Biennale a venue of education for teachers, students

The teaching faculty and students of the Odisha’s Government College of Arts and Crafts with Kochi Biennale Foundation president Bose Krishnamachari. Photo: Kochi-Muziris Biennale

Kochi: Beyond viewing it as a cutting-edge show, the Kochi-Muziris Biennale (KMB) has inspired local, national and international schools, colleges, NGOs, galleries and other organizations to make use of the ongoing exhibition for their study and research projects.

The India Foundation for the Arts, a Bangalore-based NGO is on the forefront for art education as they visited the Biennale with government teachers from each of the 30 districts to “give them a visual treat” and to “build a new experience that would help them come out of their binaries”.

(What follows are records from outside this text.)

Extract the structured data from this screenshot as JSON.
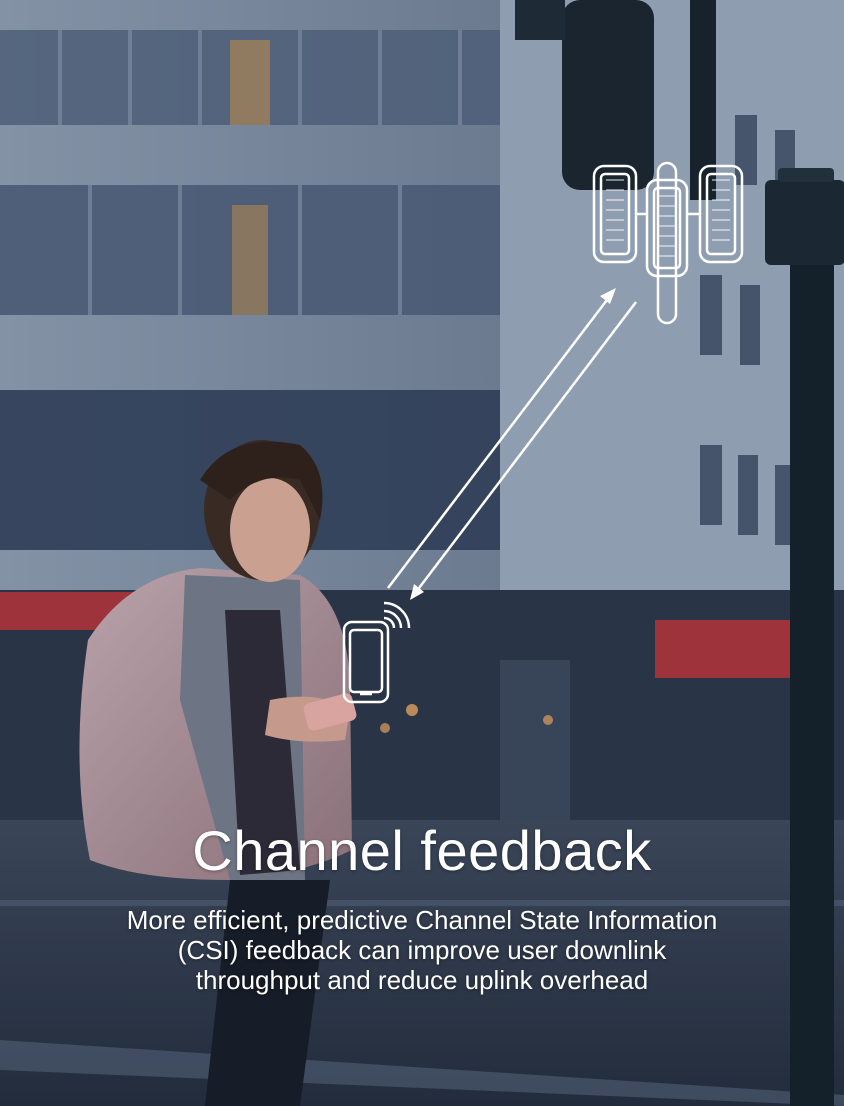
{
  "slide": {
    "title": "Channel feedback",
    "description": "More efficient, predictive Channel State Information (CSI) feedback can improve user downlink throughput and reduce uplink overhead"
  },
  "icons": {
    "device": "smartphone-icon",
    "signal": "wifi-signal-icon",
    "tower": "cell-tower-antenna-icon",
    "links": "bidirectional-arrows-icon"
  },
  "colors": {
    "overlay_text": "#ffffff",
    "icon_stroke": "#ffffff",
    "pole": "#14202a",
    "awning": "#b3343a"
  }
}
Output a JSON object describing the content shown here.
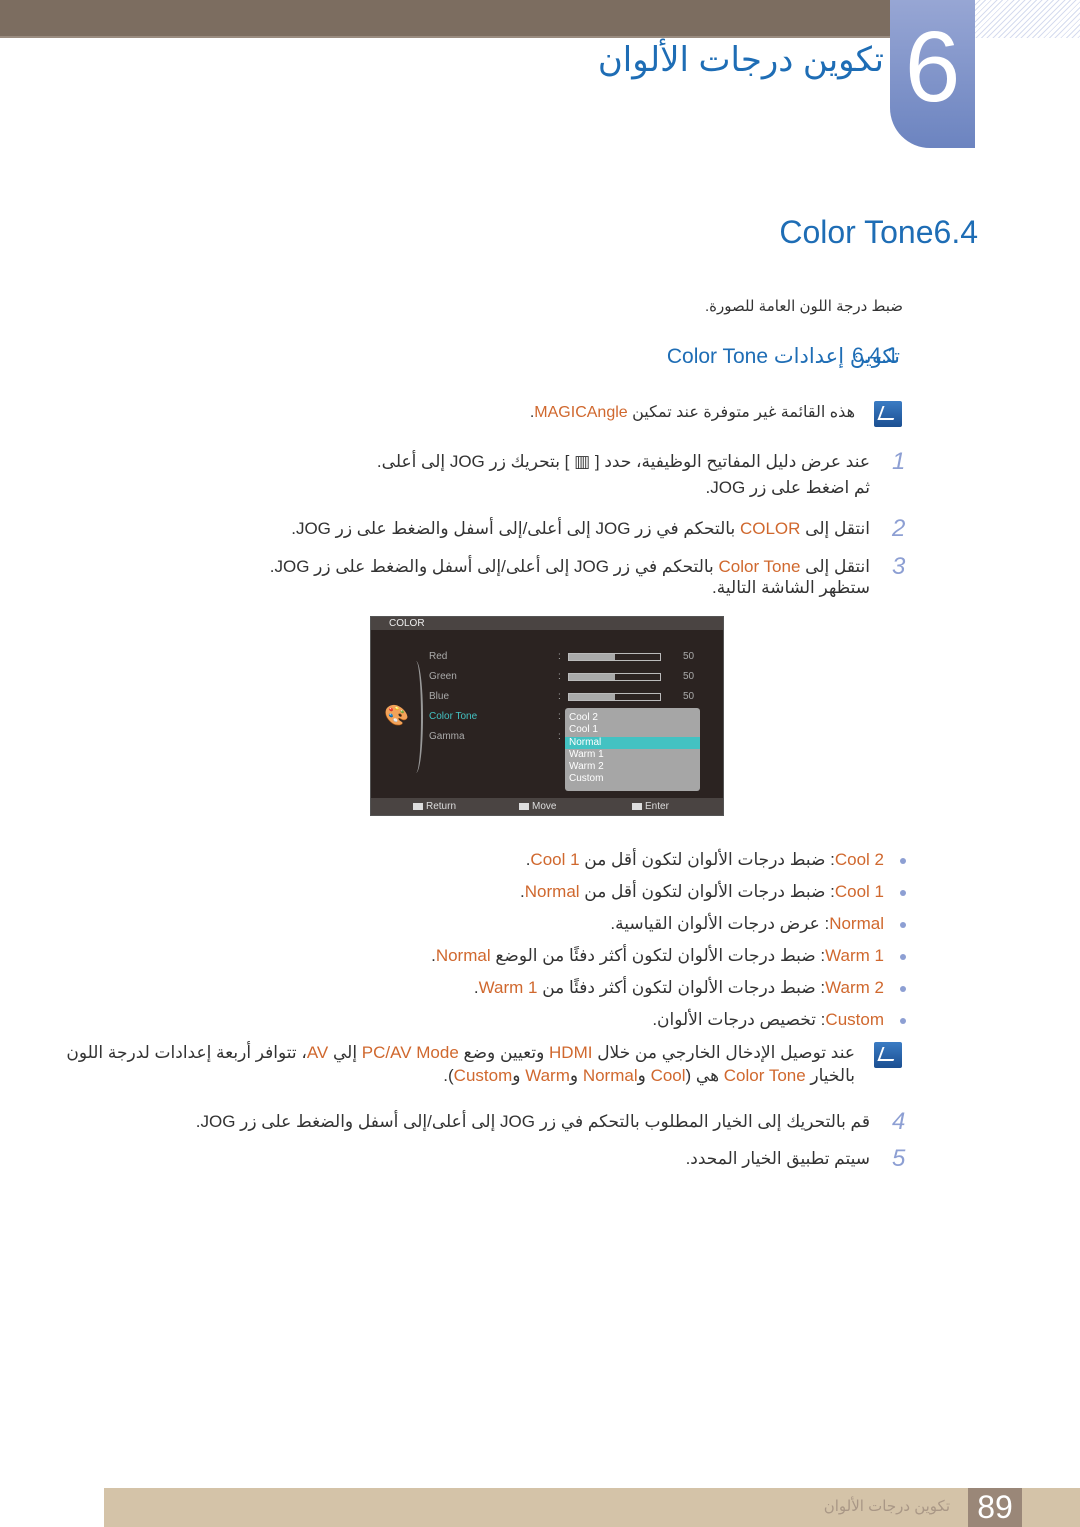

“The KMB’14 has helped us understand art in its various manifestations,” said Dr Ningu Solagi, a primary-school teacher. “Some of the works here are more playful than our students’ works. So they have been an eye-opener for us to be more sensitive to the ideas of children and not curb their creativity.”

Madhukar Mallavalli, from Chamarajanagar district, felt that the “festival-like biennale raises questions in us”. We may not get the answers immediately, but it does come gradually after much thought, said the drama teacher, who feels enriched and inspired to bring more visual aspects into his craft.

The teaching faculty and students of the Odisha’s Government College of Arts and Crafts got a “new vision of art” on their KMB’14 visit. “We see that art is not only for sale, but to be seen and enjoyed and to inspire,” said the institution’s art-history professor Devi Prasad Dash. “The biennale is an achievement for us here, and for the entire art community in India and abroad.”

The 14-member group, who came for a three-day visit, was given an introduction to the exhibition by Kochi Biennale Foundation president Bose Krishnamachari. “His cordial discussion was a great opportunity for me,” said Dash. “The students could learn about the Biennale, which aims to promote art, the artist and the community.”

For Sheshadev Sagria and Bikash Pradhan, the students from the Khallikote-based institute, it was an exciting chance to see their works displayed at the Student’s Biennale.

“The curator for the Student’s Biennale visited the painting, print-making and sculpture departments, wanting to know about our education and what we aimed to do,” said Sagria. “It was only later we realized that we were part of the Biennale. This is a happy experience. We were most fascinated by the various mediums used. We now know to see everything as art.”